- Calcific tendonitis causes very severe shoulder pain. In calcific tendonitis you develop a calcium deposit in the middle of your rotator cuff tendon. When your body is trying to reabsorb or take back the calcium it sets off a series of events which leads to severe pain. The treatment is usually straight forward and doesn’t involves surgery. This post goes into more detail about calcific tendonitis.
- The rotator cuff remains the most common cause of pain.
- Labral tears are rarely a cause of shoulder pain after 50. We all have them… but they are not the reason why our shoulder hurts. The labrum frays and wears out like your favorite pair of blue jeans. Labral tears are a very uncommon cause of shoulder pain after the age of 50.
- Osteoarthritis: After 50 and beyond the cartilage which covers the bones can start to wear thin and degenerate. This is the definition of osteoarthritis. Your symptoms start with a dull ache after activities and sometimes the shoulder starts to click and catch when the osteoarthritis is more severe.
As you can see there are many many reasons why we can have shoulder pain. By far the number one culprit is the rotator cuff. If you are young … don’t ignore your rotator cuff when working out. If you are a pitcher, do not ignore your pitch counts.
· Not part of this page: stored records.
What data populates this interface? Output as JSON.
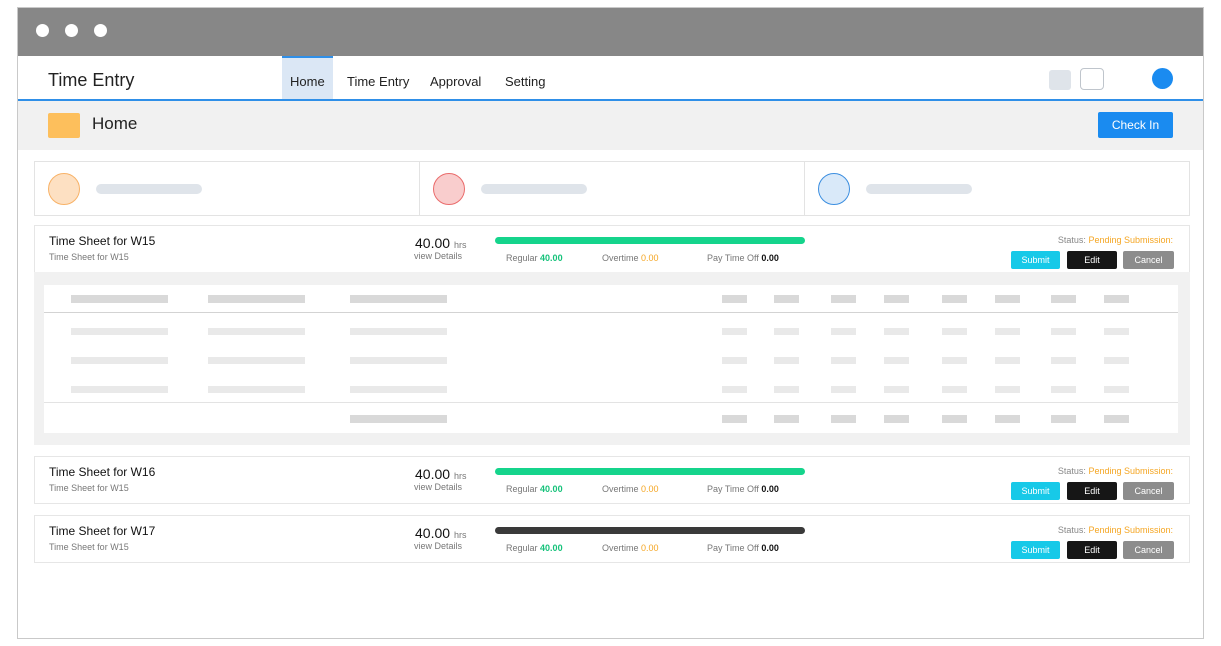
{
  "app": {
    "title": "Time Entry"
  },
  "nav": {
    "tabs": [
      {
        "label": "Home",
        "active": true
      },
      {
        "label": "Time Entry"
      },
      {
        "label": "Approval"
      },
      {
        "label": "Setting"
      }
    ]
  },
  "page": {
    "title": "Home",
    "check_in_label": "Check In"
  },
  "colors": {
    "accent": "#1a8bf0",
    "progress_green": "#15d48c",
    "progress_dark": "#3a3a3a",
    "pending": "#f5a623",
    "regular": "#15c27a"
  },
  "stat_cards": [
    {
      "circle_fill": "#fde0c2",
      "circle_stroke": "#f8b267"
    },
    {
      "circle_fill": "#f9cdcd",
      "circle_stroke": "#ea6b6b"
    },
    {
      "circle_fill": "#d9e9f9",
      "circle_stroke": "#3b8ee0"
    }
  ],
  "timesheets": [
    {
      "title": "Time Sheet for W15",
      "subtitle": "Time Sheet for W15",
      "hours": "40.00",
      "hours_unit": "hrs",
      "view_details": "view Details",
      "regular_label": "Regular",
      "regular": "40.00",
      "overtime_label": "Overtime",
      "overtime": "0.00",
      "pto_label": "Pay Time Off",
      "pto": "0.00",
      "status_label": "Status:",
      "status": "Pending Submission:",
      "submit": "Submit",
      "edit": "Edit",
      "cancel": "Cancel",
      "progress": 1.0,
      "bar_color": "#15d48c"
    },
    {
      "title": "Time Sheet for W16",
      "subtitle": "Time Sheet for W15",
      "hours": "40.00",
      "hours_unit": "hrs",
      "view_details": "view Details",
      "regular_label": "Regular",
      "regular": "40.00",
      "overtime_label": "Overtime",
      "overtime": "0.00",
      "pto_label": "Pay Time Off",
      "pto": "0.00",
      "status_label": "Status:",
      "status": "Pending Submission:",
      "submit": "Submit",
      "edit": "Edit",
      "cancel": "Cancel",
      "progress": 1.0,
      "bar_color": "#15d48c"
    },
    {
      "title": "Time Sheet for W17",
      "subtitle": "Time Sheet for W15",
      "hours": "40.00",
      "hours_unit": "hrs",
      "view_details": "view Details",
      "regular_label": "Regular",
      "regular": "40.00",
      "overtime_label": "Overtime",
      "overtime": "0.00",
      "pto_label": "Pay Time Off",
      "pto": "0.00",
      "status_label": "Status:",
      "status": "Pending Submission:",
      "submit": "Submit",
      "edit": "Edit",
      "cancel": "Cancel",
      "progress": 1.0,
      "bar_color": "#3a3a3a"
    }
  ]
}
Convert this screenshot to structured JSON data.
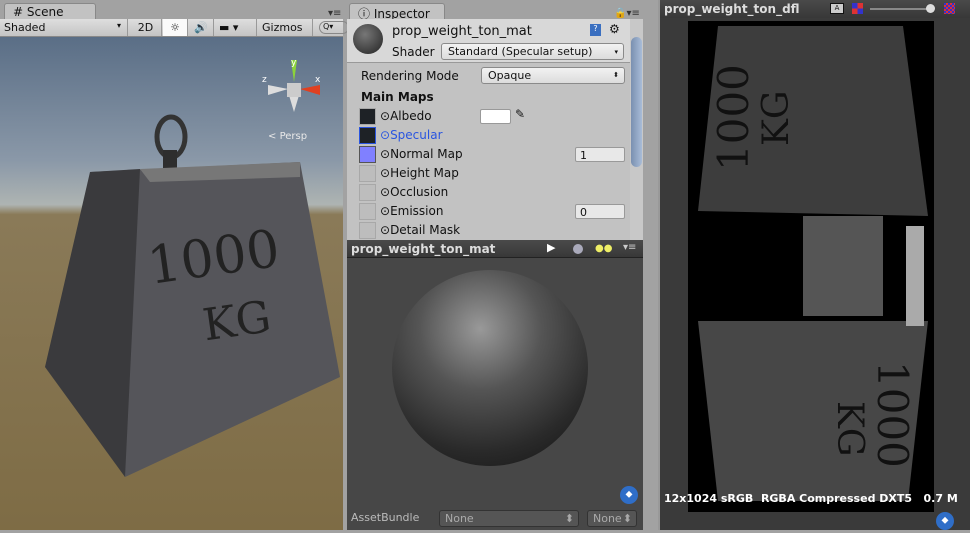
{
  "scene": {
    "tab": "Scene",
    "shading": "Shaded",
    "mode_2d": "2D",
    "gizmos": "Gizmos",
    "persp": "Persp",
    "label_1000": "1000",
    "label_kg": "KG",
    "axis_x": "x",
    "axis_y": "y",
    "axis_z": "z"
  },
  "inspector": {
    "tab": "Inspector",
    "material_name": "prop_weight_ton_mat",
    "shader_label": "Shader",
    "shader_value": "Standard (Specular setup)",
    "rendering_mode_label": "Rendering Mode",
    "rendering_mode_value": "Opaque",
    "main_maps": "Main Maps",
    "maps": [
      {
        "label": "Albedo"
      },
      {
        "label": "Specular"
      },
      {
        "label": "Normal Map",
        "value": "1"
      },
      {
        "label": "Height Map"
      },
      {
        "label": "Occlusion"
      },
      {
        "label": "Emission",
        "value": "0"
      },
      {
        "label": "Detail Mask"
      }
    ],
    "accent": "#2a55e0"
  },
  "preview": {
    "title": "prop_weight_ton_mat",
    "asset_bundle_label": "AssetBundle",
    "asset_bundle_value": "None",
    "variant_value": "None"
  },
  "texture": {
    "title": "prop_weight_ton_dfl",
    "mip_label": "A",
    "info": "12x1024 sRGB  RGBA Compressed DXT5   0.7 M",
    "label_1000": "1000",
    "label_kg": "KG"
  }
}
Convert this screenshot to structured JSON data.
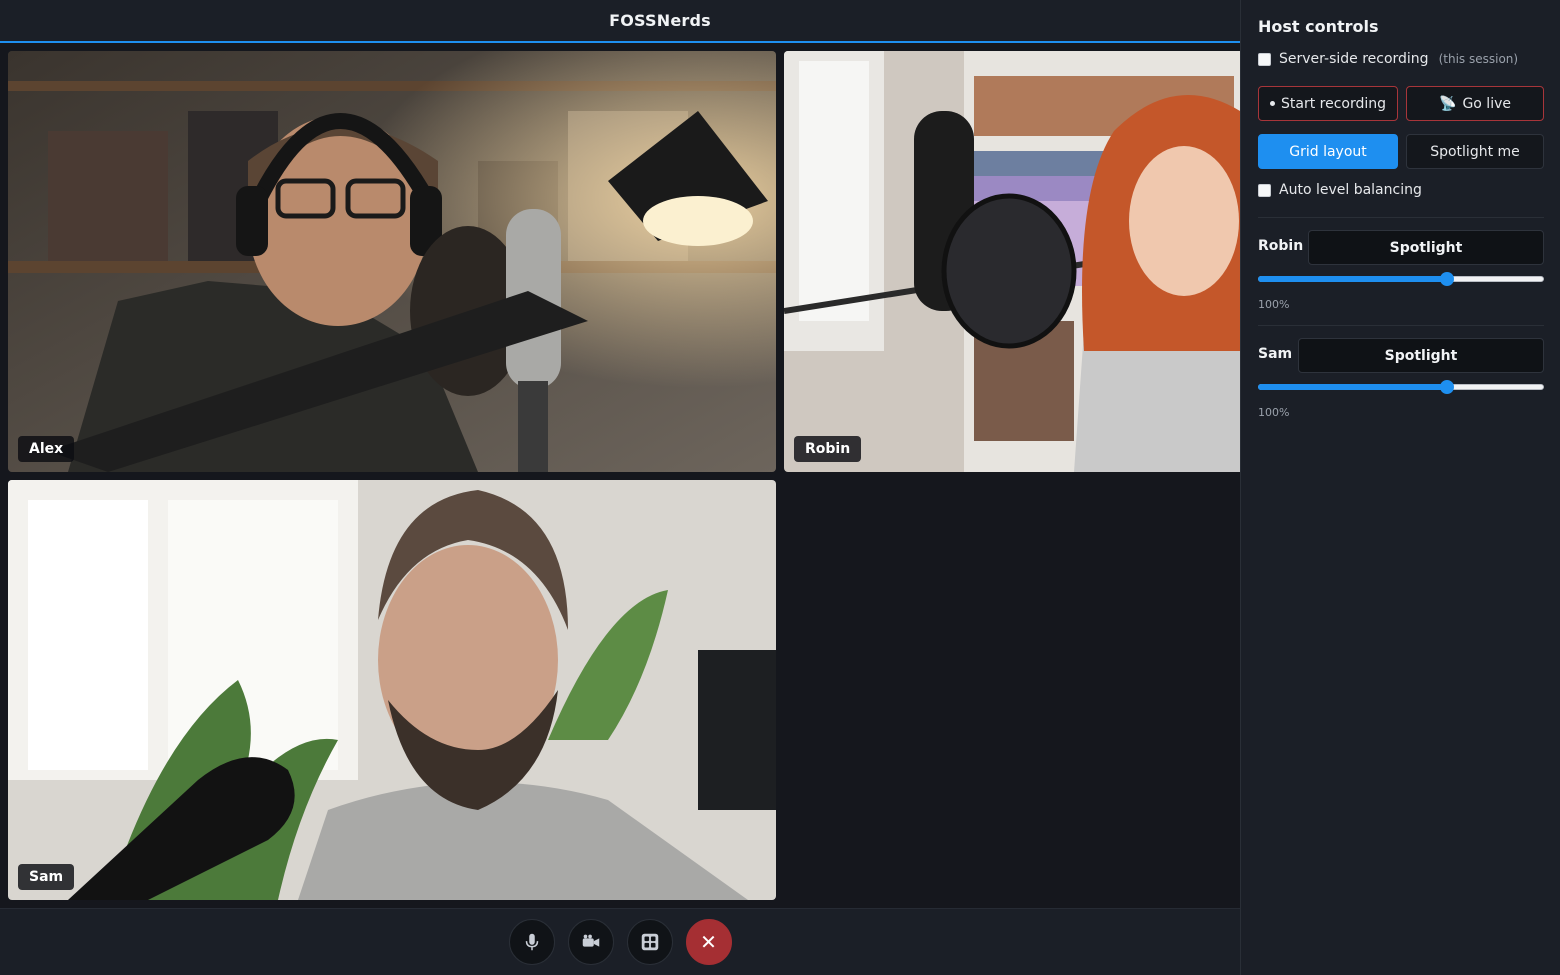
{
  "header": {
    "title": "FOSSNerds"
  },
  "participants": [
    {
      "name": "Alex"
    },
    {
      "name": "Robin"
    },
    {
      "name": "Sam"
    }
  ],
  "toolbar": {
    "mic_icon": "microphone-icon",
    "camera_icon": "video-camera-icon",
    "layout_icon": "grid-layout-icon",
    "leave_glyph": "✕"
  },
  "host_controls": {
    "title": "Host controls",
    "server_recording": {
      "label": "Server-side recording",
      "hint": "(this session)",
      "checked": false
    },
    "start_recording_label": "Start recording",
    "go_live_glyph": "📡",
    "go_live_label": "Go live",
    "grid_layout_label": "Grid layout",
    "spotlight_me_label": "Spotlight me",
    "auto_level": {
      "label": "Auto level balancing",
      "checked": false
    },
    "participants": [
      {
        "name": "Robin",
        "spotlight_label": "Spotlight",
        "volume_percent": 100,
        "volume_text": "100%",
        "slider_fraction": 0.66
      },
      {
        "name": "Sam",
        "spotlight_label": "Spotlight",
        "volume_percent": 100,
        "volume_text": "100%",
        "slider_fraction": 0.66
      }
    ]
  },
  "colors": {
    "accent": "#1e8ff0",
    "danger": "#a52f33",
    "panel": "#1b1f27",
    "background": "#15171d"
  }
}
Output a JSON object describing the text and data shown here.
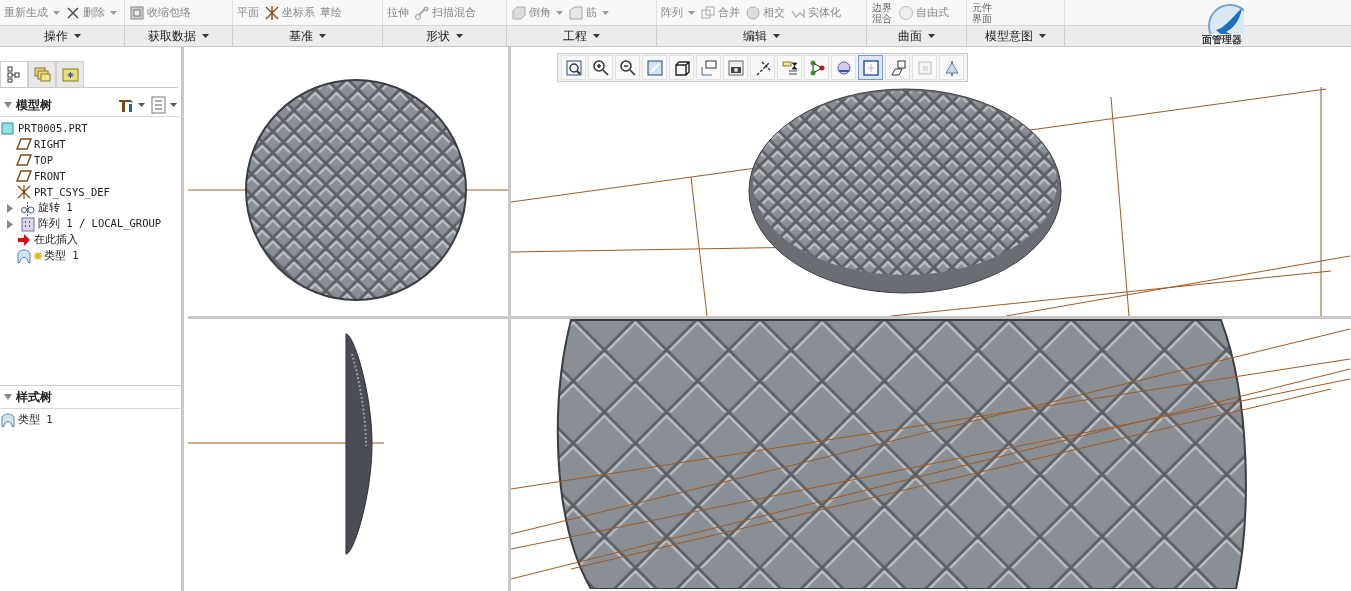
{
  "ribbon": {
    "groups": [
      {
        "label": "操作",
        "commands": [
          {
            "label": "重新生成",
            "kind": "regen",
            "dropdown": true
          },
          {
            "label": "删除",
            "kind": "delete",
            "dropdown": true
          }
        ]
      },
      {
        "label": "获取数据",
        "commands": [
          {
            "label": "收缩包络",
            "kind": "shrink",
            "dropdown": false
          }
        ]
      },
      {
        "label": "基准",
        "commands": [
          {
            "label": "平面",
            "kind": "plain",
            "dropdown": false
          },
          {
            "label": "坐标系",
            "kind": "csys",
            "dropdown": false
          },
          {
            "label": "草绘",
            "kind": "plain",
            "dropdown": false
          }
        ]
      },
      {
        "label": "形状",
        "commands": [
          {
            "label": "拉伸",
            "kind": "plain",
            "dropdown": false
          },
          {
            "label": "扫描混合",
            "kind": "sweep",
            "dropdown": false
          }
        ]
      },
      {
        "label": "工程",
        "commands": [
          {
            "label": "倒角",
            "kind": "chamfer",
            "dropdown": true
          },
          {
            "label": "筋",
            "kind": "rib",
            "dropdown": true
          }
        ]
      },
      {
        "label": "编辑",
        "commands": [
          {
            "label": "阵列",
            "kind": "plain",
            "dropdown": true
          },
          {
            "label": "合并",
            "kind": "merge",
            "dropdown": false
          },
          {
            "label": "相交",
            "kind": "intersect",
            "dropdown": false
          },
          {
            "label": "实体化",
            "kind": "solidify",
            "dropdown": false
          }
        ]
      },
      {
        "label": "曲面",
        "commands": [
          {
            "label": "边界混合",
            "kind": "plain",
            "dropdown": false
          },
          {
            "label": "自由式",
            "kind": "freestyle",
            "dropdown": false
          }
        ]
      },
      {
        "label": "模型意图",
        "commands": [
          {
            "label": "元件界面",
            "kind": "plain",
            "dropdown": false
          }
        ]
      }
    ]
  },
  "logo": {
    "label": "面管理器"
  },
  "panel_tabs": [
    {
      "kind": "tree",
      "selected": true
    },
    {
      "kind": "folders",
      "selected": false
    },
    {
      "kind": "favorites",
      "selected": false
    }
  ],
  "model_tree": {
    "title": "模型树",
    "items": [
      {
        "label": "PRT0005.PRT",
        "kind": "part",
        "children": [
          {
            "label": "RIGHT",
            "kind": "plane"
          },
          {
            "label": "TOP",
            "kind": "plane"
          },
          {
            "label": "FRONT",
            "kind": "plane"
          },
          {
            "label": "PRT_CSYS_DEF",
            "kind": "csys"
          },
          {
            "label": "旋转 1",
            "kind": "revolve",
            "expanded": false
          },
          {
            "label": "阵列 1 / LOCAL_GROUP",
            "kind": "pattern",
            "expanded": false
          },
          {
            "label": "在此插入",
            "kind": "insert"
          },
          {
            "label": "类型 1",
            "kind": "style"
          }
        ]
      }
    ]
  },
  "style_tree": {
    "title": "样式树",
    "items": [
      {
        "label": "类型 1",
        "kind": "style"
      }
    ]
  },
  "view_toolbar": [
    {
      "kind": "refit",
      "selected": false
    },
    {
      "kind": "zoom_in",
      "selected": false
    },
    {
      "kind": "zoom_out",
      "selected": false
    },
    {
      "kind": "repaint",
      "selected": false
    },
    {
      "kind": "display",
      "selected": false
    },
    {
      "kind": "views",
      "selected": false
    },
    {
      "kind": "camera",
      "selected": false
    },
    {
      "kind": "datum",
      "selected": false
    },
    {
      "kind": "annotation",
      "selected": false
    },
    {
      "kind": "nodes",
      "selected": false
    },
    {
      "kind": "appearance",
      "selected": false
    },
    {
      "kind": "split",
      "selected": true
    },
    {
      "kind": "orient",
      "selected": false
    },
    {
      "kind": "layers",
      "selected": false
    },
    {
      "kind": "section",
      "selected": false
    }
  ],
  "viewports": [
    {
      "kind": "front"
    },
    {
      "kind": "iso"
    },
    {
      "kind": "side"
    },
    {
      "kind": "zoom"
    }
  ]
}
All the rest of you :-) — if your shoulder has been bothering you for weeks on end, see your sports medicine doctor for a solid diagnosis and treatment plan. Most of you will improve with physical therapy. Some of you may require surgery. Follow the links I provided for a far more in depth discussion about the conditions mentioned.
Disclaimer: this information is for your education and should not be considered medical advice regarding diagnosis or treatment recommendations. Some links on this page may be affiliate links. Read the full disclaimer.